• _DIRECTIONS_:
In the records below, find each line containing the word "Units" and copy it.

(Beginning of PROVIDED DATA)

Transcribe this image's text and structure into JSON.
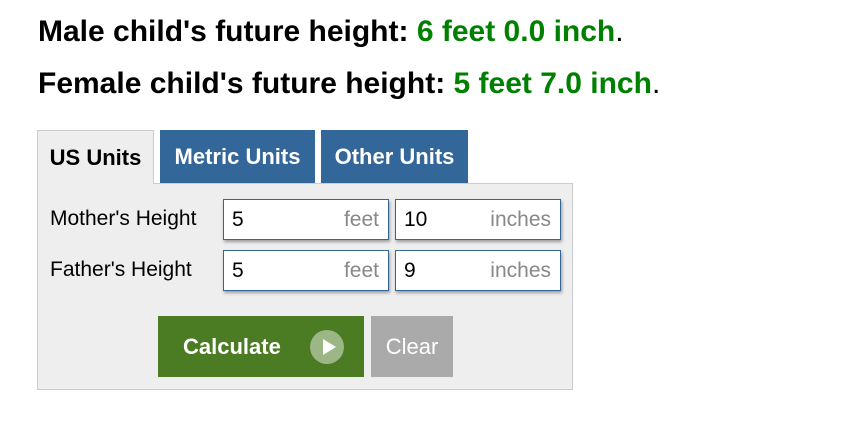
{
  "results": {
    "male_label": "Male child's future height:",
    "male_value": "6 feet 0.0 inch",
    "female_label": "Female child's future height:",
    "female_value": "5 feet 7.0 inch",
    "period": "."
  },
  "tabs": [
    {
      "label": "US Units",
      "active": true
    },
    {
      "label": "Metric Units",
      "active": false
    },
    {
      "label": "Other Units",
      "active": false
    }
  ],
  "form": {
    "mother": {
      "label": "Mother's Height",
      "feet_value": "5",
      "feet_unit": "feet",
      "inches_value": "10",
      "inches_unit": "inches"
    },
    "father": {
      "label": "Father's Height",
      "feet_value": "5",
      "feet_unit": "feet",
      "inches_value": "9",
      "inches_unit": "inches"
    }
  },
  "buttons": {
    "calculate_label": "Calculate",
    "clear_label": "Clear"
  },
  "colors": {
    "result_value": "#008000",
    "tab_inactive": "#336699",
    "calculate_bg": "#4b7b23",
    "clear_bg": "#aaaaaa",
    "panel_bg": "#eeeeee"
  },
  "icons": {
    "calculate": "play-circle-icon"
  }
}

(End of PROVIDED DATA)

• _TASK RESPONSE_:
      "label": "US Units",
      "label": "Metric Units",
      "label": "Other Units",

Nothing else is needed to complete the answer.